NASA’s InSight spacecraft, en route to a Nov. 26 landing on Mars, passed the halfway mark on Aug. 6. All of its instruments have been tested and are working well.
As of Aug. 20, the spacecraft had covered 172 million miles (277 million kilometers) since its launch 107 days ago. In another 98 days, it will travel another 129 million miles (208 million kilometers) and touch down in Mars’ Elysium Planitia region, where it will be the first mission to study the Red Planet’s deep interior. InSight stands for Interior Exploration using Seismic Investigations, Geodesy and Heat Transport.

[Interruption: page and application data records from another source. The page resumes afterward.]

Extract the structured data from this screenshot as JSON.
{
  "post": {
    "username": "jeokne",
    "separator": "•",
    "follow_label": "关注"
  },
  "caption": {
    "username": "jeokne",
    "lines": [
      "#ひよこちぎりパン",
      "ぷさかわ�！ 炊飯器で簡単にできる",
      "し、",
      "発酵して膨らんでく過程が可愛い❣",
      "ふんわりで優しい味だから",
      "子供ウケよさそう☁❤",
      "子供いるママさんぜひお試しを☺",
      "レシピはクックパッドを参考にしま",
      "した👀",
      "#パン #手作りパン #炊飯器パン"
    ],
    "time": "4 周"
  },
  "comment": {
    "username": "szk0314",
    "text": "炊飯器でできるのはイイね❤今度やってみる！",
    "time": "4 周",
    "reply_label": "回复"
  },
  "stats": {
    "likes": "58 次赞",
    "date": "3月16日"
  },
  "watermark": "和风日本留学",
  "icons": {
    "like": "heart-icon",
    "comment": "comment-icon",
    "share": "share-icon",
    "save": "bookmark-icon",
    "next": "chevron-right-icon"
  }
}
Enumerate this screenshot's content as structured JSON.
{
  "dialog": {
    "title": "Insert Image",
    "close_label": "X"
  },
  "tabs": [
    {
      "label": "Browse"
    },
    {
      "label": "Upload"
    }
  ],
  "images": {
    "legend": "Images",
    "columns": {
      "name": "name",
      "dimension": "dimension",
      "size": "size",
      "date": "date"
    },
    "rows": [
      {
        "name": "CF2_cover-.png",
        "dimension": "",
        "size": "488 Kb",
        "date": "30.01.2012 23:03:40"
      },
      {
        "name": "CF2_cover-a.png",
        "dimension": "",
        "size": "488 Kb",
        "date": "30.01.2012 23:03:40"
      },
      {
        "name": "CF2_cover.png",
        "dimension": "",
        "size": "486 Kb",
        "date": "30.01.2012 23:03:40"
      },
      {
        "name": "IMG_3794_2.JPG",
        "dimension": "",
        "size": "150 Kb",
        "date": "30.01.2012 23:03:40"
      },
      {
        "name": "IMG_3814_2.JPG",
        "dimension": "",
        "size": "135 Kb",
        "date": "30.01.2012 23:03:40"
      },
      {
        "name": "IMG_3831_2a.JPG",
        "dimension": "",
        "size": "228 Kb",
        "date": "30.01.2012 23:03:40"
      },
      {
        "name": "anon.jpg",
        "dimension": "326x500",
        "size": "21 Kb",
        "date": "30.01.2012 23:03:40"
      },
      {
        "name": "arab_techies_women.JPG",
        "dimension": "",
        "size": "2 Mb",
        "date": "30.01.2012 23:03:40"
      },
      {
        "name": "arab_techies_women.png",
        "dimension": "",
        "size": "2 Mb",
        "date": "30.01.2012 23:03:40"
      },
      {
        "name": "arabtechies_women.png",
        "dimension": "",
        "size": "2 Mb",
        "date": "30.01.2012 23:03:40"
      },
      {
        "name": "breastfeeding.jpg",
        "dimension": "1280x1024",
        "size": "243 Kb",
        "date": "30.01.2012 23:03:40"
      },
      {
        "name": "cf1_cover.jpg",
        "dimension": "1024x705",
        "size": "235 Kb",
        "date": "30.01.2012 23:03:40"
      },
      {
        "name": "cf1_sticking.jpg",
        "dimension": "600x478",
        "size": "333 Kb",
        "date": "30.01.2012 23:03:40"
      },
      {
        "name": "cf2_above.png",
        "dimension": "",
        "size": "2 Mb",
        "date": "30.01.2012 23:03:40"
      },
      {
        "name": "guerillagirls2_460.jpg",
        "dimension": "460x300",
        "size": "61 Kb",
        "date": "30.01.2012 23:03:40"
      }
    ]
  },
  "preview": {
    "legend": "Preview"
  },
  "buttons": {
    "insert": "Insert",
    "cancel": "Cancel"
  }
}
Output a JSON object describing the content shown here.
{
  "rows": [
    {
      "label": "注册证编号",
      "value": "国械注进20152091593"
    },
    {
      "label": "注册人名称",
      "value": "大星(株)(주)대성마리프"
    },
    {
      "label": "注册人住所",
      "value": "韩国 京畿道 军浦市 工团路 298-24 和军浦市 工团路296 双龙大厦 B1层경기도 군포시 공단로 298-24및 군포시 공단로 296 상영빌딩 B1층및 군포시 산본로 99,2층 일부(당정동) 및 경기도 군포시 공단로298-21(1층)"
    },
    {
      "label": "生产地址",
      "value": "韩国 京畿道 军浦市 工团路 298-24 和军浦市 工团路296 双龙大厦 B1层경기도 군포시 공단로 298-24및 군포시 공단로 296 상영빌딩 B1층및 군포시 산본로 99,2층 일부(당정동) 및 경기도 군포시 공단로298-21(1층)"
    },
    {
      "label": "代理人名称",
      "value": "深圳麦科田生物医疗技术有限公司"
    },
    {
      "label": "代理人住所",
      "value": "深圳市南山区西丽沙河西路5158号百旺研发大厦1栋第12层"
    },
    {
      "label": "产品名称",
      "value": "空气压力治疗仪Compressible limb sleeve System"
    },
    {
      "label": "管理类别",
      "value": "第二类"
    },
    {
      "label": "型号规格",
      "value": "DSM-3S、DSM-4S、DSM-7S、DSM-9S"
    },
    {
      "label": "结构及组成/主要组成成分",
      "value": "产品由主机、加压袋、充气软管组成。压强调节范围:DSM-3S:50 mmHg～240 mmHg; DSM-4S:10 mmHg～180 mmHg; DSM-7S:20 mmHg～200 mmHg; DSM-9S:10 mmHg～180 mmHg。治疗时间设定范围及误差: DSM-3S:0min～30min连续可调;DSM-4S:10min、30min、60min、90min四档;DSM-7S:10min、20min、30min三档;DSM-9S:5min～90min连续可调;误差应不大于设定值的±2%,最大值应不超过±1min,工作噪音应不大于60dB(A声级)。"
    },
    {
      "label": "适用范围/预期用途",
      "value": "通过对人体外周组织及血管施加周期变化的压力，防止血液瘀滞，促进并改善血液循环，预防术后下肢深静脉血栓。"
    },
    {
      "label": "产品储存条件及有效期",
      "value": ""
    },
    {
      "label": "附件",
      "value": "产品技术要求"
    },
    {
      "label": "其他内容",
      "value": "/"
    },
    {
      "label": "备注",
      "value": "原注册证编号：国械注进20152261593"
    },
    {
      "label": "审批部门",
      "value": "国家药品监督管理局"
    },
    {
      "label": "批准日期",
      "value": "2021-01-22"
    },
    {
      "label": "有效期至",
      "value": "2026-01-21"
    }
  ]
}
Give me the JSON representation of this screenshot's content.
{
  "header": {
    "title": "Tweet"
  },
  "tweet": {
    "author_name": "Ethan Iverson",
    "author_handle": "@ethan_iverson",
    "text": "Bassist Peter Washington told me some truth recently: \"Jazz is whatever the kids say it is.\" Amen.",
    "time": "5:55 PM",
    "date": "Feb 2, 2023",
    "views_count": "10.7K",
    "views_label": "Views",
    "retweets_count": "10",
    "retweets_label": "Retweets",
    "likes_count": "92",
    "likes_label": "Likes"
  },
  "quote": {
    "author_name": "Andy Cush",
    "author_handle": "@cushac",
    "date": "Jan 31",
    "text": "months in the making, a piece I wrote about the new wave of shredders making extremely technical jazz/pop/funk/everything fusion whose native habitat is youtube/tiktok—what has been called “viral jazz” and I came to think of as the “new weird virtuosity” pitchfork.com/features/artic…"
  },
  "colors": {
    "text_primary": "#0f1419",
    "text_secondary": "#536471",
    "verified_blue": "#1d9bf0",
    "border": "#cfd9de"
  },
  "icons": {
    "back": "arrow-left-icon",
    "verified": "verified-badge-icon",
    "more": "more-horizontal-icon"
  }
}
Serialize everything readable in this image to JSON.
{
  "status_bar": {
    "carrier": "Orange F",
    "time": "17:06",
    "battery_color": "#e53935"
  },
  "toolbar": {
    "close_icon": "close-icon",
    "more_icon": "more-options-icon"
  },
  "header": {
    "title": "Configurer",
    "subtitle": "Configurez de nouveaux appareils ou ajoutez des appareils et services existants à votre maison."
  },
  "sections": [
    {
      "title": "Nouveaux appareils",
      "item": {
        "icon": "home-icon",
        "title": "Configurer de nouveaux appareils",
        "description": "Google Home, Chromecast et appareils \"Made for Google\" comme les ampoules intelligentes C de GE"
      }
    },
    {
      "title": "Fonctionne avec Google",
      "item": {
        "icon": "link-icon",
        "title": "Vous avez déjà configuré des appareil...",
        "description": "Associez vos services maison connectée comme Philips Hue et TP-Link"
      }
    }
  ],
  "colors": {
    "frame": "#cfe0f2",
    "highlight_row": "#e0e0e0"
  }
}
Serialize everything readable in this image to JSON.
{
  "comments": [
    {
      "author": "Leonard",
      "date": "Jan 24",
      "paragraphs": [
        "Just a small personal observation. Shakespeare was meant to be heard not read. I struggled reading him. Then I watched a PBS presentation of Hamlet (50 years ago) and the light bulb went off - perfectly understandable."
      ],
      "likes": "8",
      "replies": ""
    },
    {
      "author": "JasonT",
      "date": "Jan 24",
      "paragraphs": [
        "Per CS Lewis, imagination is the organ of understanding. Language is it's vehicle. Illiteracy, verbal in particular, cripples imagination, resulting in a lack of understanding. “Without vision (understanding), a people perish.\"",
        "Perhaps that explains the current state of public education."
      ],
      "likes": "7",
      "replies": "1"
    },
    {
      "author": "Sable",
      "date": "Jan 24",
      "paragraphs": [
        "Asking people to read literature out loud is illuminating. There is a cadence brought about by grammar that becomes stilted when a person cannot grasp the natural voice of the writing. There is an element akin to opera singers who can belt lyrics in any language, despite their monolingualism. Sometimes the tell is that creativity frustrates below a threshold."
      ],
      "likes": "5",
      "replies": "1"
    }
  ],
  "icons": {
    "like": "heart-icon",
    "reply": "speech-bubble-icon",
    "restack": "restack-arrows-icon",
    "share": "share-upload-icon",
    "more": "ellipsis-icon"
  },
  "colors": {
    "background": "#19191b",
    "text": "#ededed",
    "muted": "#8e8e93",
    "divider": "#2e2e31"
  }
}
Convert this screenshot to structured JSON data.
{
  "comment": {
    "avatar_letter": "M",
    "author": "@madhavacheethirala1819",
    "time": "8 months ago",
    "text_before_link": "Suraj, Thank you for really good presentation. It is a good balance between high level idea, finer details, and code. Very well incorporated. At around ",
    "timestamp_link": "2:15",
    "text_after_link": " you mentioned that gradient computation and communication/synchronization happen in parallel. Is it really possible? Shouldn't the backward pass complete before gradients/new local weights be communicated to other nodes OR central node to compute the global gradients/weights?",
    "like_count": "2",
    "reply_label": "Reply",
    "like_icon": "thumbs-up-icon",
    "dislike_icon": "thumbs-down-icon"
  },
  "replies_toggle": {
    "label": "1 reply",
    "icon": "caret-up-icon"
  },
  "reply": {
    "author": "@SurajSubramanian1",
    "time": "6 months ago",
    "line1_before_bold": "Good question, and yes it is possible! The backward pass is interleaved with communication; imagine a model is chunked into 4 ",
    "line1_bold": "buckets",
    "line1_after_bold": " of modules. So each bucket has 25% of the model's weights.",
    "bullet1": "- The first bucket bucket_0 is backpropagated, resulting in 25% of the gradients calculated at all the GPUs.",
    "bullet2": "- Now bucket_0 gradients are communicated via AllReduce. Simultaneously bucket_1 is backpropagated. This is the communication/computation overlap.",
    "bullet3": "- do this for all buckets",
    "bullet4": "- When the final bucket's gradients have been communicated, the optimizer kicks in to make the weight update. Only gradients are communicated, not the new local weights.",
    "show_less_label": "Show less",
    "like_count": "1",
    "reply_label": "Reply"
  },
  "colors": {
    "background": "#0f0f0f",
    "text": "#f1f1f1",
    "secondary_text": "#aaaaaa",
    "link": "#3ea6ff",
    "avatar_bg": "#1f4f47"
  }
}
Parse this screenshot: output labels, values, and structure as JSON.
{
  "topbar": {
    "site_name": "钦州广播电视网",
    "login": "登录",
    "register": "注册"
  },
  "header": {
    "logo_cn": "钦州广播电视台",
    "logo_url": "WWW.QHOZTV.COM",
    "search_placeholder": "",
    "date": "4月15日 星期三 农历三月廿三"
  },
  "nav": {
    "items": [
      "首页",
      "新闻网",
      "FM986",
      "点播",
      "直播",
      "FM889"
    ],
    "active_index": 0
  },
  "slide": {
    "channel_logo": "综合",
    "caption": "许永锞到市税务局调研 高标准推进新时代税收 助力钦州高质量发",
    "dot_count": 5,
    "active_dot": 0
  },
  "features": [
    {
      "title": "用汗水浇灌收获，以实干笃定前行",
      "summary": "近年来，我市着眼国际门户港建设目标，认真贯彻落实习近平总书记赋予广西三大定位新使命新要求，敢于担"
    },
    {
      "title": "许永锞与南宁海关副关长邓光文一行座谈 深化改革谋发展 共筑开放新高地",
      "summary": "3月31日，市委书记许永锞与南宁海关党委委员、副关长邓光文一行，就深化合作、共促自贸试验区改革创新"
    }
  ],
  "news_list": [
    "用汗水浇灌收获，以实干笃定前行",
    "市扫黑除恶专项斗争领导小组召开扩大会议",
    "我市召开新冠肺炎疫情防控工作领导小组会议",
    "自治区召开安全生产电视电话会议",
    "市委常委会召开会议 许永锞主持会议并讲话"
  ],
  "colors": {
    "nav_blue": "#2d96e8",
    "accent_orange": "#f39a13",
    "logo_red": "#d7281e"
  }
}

The InSight team is using the time before the spacecraft’s arrival at Mars to not only plan and practice for that critical day, but also to activate and check spacecraft subsystems vital to cruise, landing and surface operations, including the highly sensitive science instruments.
InSight’s seismometer, which will be used to detect quakes on Mars, received a clean bill of health on July 19. The SEIS instrument (Seismic Experiment for Interior Structure) is a six-sensor seismometer combining two types of sensors to measure ground motions over a wide range of frequencies. It will give scientists a window into Mars’ internal activity.
"We did our final performance checks on July 19, which were successful," said Bruce Banerdt, principal investigator of InSight from Jet Propulsion Laboratory, which is managed by Caltech for NASA.
Read the full story at JPL News.